## Excerpted data
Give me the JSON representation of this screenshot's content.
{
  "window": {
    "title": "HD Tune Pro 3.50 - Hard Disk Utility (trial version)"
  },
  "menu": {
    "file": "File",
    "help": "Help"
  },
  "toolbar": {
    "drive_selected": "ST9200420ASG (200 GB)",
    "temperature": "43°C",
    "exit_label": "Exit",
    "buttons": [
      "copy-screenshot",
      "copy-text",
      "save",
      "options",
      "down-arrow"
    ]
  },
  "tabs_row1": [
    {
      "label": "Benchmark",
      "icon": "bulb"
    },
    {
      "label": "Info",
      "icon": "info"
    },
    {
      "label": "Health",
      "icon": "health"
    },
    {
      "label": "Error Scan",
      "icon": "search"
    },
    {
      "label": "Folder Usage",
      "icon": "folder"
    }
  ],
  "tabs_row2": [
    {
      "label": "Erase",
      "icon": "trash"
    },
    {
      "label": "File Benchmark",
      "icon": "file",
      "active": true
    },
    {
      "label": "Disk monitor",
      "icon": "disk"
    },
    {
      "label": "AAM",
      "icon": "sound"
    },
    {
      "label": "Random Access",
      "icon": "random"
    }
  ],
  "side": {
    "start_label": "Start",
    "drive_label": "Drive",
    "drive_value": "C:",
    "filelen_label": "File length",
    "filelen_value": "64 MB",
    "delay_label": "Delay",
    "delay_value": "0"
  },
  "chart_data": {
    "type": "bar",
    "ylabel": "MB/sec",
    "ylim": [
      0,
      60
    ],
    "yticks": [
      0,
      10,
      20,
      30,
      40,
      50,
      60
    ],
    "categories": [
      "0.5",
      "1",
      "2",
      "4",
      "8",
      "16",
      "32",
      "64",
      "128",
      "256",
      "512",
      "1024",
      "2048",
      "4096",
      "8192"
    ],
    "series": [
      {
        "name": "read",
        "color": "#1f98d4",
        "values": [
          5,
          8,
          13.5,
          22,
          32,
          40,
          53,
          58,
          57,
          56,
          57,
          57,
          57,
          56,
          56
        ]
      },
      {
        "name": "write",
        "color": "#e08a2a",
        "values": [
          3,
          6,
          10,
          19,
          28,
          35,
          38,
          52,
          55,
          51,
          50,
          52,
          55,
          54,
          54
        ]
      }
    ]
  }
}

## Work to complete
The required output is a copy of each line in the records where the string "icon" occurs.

## Solution to this exercise
      "icon": "bulb"
      "icon": "info"
      "icon": "health"
      "icon": "search"
      "icon": "folder"
      "icon": "trash"
      "icon": "file",
      "icon": "disk"
      "icon": "sound"
      "icon": "random"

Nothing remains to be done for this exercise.